The Eurasian Coot (Fulica atra) is a water bird belonging to the Rallidae family, widely spread throughout the Italian peninsula, in Sicily and in Sardinia. It is a monogamous species, strongly gregarious in winter and very territorial during the nesting season.

Coot’s feeding strategy appears to be highly diversified; these birds, in fact, can feed on aquatic (and non-aquatic) plants, algae, water invertebrates, insects, seeds and fruits, also accepting food made available by humans.

Eurasian Coots. Photo by Andrea Senese.

The Coot, which nests in inland and coastal wetland environments, in Italy is a sedentary and nesting, migratory and regular wintering speciesDuring the colder months, this bird is more abundant due to large contingents that from central and northern Europe spend winter in Italy. It is not an endangered species (LC category according to the Italian Red List), with a population trend that appears to be stable.

In Campania region F. atra appears to be the most abundant water bird in the winter months (Fraissinet, 2017), with Lake Patria being one of the areas of national interest for the wintering of the species (up to 3,500 individuals, surveyed by S. Grimaldi and D. Mastronardi in 2015).

Eurasian Coots. Photo by Valerio Russo.

Lake Patria is not the only place where large numbers of these birds can be observed, in Campania, during winter. Recent regimentation of waters have transformed the Regi Lagni channel mouth (Castel Volturno, CE), making it one of the most suitable stopover areas for this species in the region.

The Regi Lagni – a network of channels used for the drainage of water in an area that was originally extremely marshy – are considered to be among the areas of greatest concern in terms of environmental pollution on the Tyrrhenian coast.
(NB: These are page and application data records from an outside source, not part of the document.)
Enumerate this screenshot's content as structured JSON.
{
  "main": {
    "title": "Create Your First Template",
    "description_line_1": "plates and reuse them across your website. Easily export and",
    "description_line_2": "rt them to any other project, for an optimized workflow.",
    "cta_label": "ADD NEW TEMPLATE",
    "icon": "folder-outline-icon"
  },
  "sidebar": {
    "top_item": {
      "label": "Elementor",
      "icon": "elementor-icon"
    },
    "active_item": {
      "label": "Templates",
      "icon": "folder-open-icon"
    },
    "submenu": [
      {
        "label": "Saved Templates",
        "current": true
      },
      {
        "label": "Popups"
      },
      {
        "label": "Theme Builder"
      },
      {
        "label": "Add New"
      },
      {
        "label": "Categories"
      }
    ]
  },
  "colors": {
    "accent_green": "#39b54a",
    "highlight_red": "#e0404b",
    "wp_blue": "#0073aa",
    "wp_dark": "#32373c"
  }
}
Despite these characteristics the area – being part of Riserva Naturale “Foce del Volturno – Costa di Licola” e “Lago di Falciano” and constantly monitored by ornithologists, birdwatchers and by the staff of the Stazione di Monitoraggio della Fauna “I Variconi” e “Le Soglitelle” – is considered one of the hotspots for birdwatching in southern Italy.
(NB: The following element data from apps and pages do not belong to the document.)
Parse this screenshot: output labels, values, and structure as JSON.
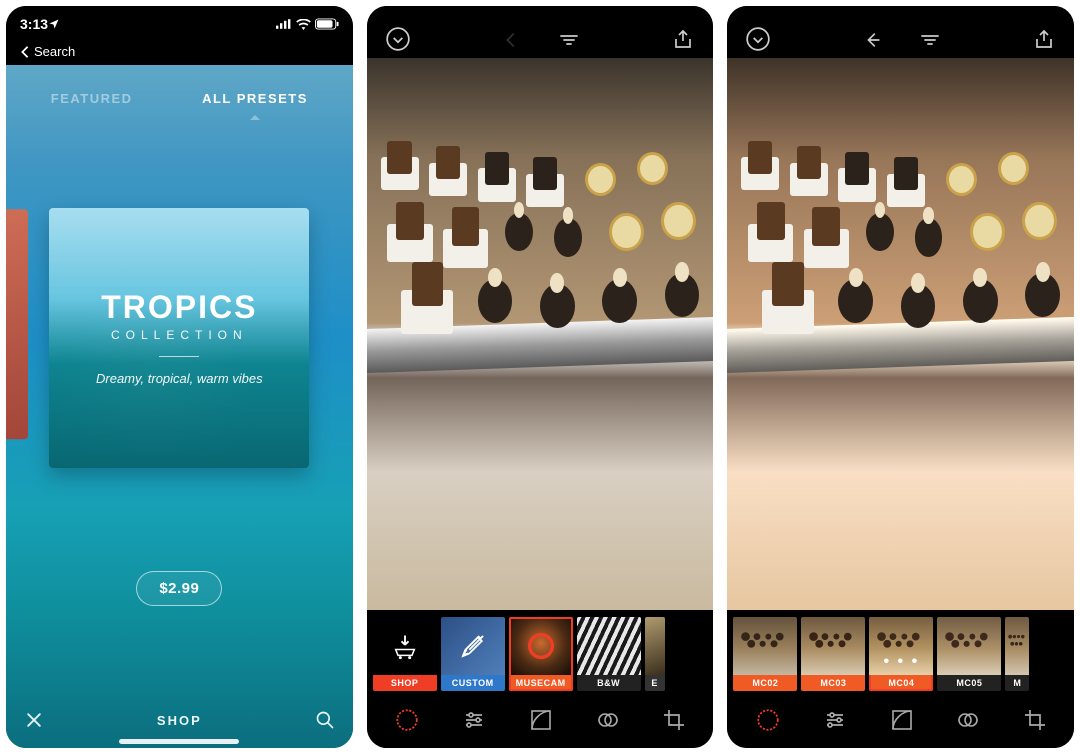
{
  "screen1": {
    "status_time": "3:13",
    "back_label": "Search",
    "tabs": {
      "featured": "FEATURED",
      "all": "ALL PRESETS",
      "active": "all"
    },
    "card": {
      "title": "TROPICS",
      "subtitle": "COLLECTION",
      "tagline": "Dreamy, tropical, warm vibes"
    },
    "price": "$2.99",
    "bottom_label": "SHOP"
  },
  "screen2": {
    "top": {
      "back_enabled": false
    },
    "filters": [
      {
        "id": "shop",
        "label": "SHOP",
        "bg": "#000000",
        "label_bg": "#ef3e25",
        "icon": "cart"
      },
      {
        "id": "custom",
        "label": "CUSTOM",
        "bg": "#3d6fb5",
        "label_bg": "#2f78c9",
        "icon": "brush"
      },
      {
        "id": "musecam",
        "label": "MUSECAM",
        "bg": "#4a2a14",
        "label_bg": "#ef5a25",
        "icon": "ring",
        "selected": true
      },
      {
        "id": "bw",
        "label": "B&W",
        "bg": "#4a4a4a",
        "label_bg": "#222222"
      },
      {
        "id": "extra",
        "label": "E",
        "bg": "#6a5a3e",
        "label_bg": "#333333"
      }
    ],
    "tools_active": "presets"
  },
  "screen3": {
    "top": {
      "back_enabled": true
    },
    "filters": [
      {
        "id": "mc02",
        "label": "MC02",
        "label_bg": "#ef5a25"
      },
      {
        "id": "mc03",
        "label": "MC03",
        "label_bg": "#ef5a25"
      },
      {
        "id": "mc04",
        "label": "MC04",
        "label_bg": "#ef5a25",
        "selected": true,
        "dots": "• • •"
      },
      {
        "id": "mc05",
        "label": "MC05",
        "label_bg": "#222222"
      },
      {
        "id": "mc06",
        "label": "M",
        "label_bg": "#222222"
      }
    ],
    "tools_active": "presets"
  },
  "tool_icons": [
    "presets",
    "sliders",
    "curves",
    "overlay",
    "crop"
  ],
  "colors": {
    "accent": "#ef3e25"
  }
}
Hundreds of bird species, including numerous rarities, are observed every year by birdwatchers; this area is in fact visited by us on the occasion of Birding Naples day trip.
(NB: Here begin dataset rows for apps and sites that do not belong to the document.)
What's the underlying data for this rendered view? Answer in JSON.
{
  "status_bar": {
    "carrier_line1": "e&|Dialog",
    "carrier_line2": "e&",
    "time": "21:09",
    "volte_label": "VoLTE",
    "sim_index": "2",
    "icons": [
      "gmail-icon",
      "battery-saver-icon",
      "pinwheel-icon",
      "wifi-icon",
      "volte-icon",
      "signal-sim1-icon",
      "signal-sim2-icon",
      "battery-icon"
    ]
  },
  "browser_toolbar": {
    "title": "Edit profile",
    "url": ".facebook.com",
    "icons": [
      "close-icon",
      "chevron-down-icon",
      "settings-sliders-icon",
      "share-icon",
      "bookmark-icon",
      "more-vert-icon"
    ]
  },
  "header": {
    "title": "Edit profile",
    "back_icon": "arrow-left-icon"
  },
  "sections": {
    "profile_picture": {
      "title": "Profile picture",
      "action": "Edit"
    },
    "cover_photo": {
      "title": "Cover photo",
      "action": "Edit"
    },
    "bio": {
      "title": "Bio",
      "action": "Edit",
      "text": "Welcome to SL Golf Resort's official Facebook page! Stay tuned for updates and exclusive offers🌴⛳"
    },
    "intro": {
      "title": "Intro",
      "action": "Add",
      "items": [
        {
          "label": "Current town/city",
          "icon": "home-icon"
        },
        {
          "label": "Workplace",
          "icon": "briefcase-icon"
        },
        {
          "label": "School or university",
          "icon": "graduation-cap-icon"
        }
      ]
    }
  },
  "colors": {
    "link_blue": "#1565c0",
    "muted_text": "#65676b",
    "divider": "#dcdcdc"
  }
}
Regi Lagni coastal stetch.. Photo by Valerio Russo.

Last morning, while birding there together with our mentor Mark Walters and the wildlife photographer Marco d’Errico, we were lucky enough to observe an Eurasian Coot with a particular ornament: a white collar.

The neck collar, showing a clearly visible alphanumeric code, is actually a precious banding tool useful for deepening the knowledge of bird migrations. In fact, throughout the planet there is a strong network of researchers- specialized in the capture, banding and release of birds – who implement the bird ringing technique in order to obtain data of invaluable interest.

Reading the rings (or, in this specific case, the collars) allows us to reconstruct the history of the banded individual, its age, its origin, its movements, etc.

Thanks to the website and thanks to the help of Alessandro Motta (local birdwatcher and avid ring-reader) we were able to obtain the first information regarding the individual: it was marked in Poland! We have therefore transmitted the data to the various responsible bodies and we hope to receive, in the coming weeks, all the details relating to this specimen.A  Specimen that flew over 1000 km to reach our territories and to which we wish to spend a peaceful wintering period in our latitudes.

Polish banded Coot. Photo courtesy of Marco d'Errico.

As Napoli football’s team supporters, due also to the extreme proximity of the Regi Lagni to the sports center where the team trains, we couldn’t not resist to nickname it “Piotr” (waiting to know if it is a male or not given that in this species the plumages do not differ), in honor of our Polish pupil Piotr Zieliński and dreaming (ok, probably too much, we admit it) to be able to accompany our champion to a short birding tour at the end of a training session. Could somebody put us in touch !?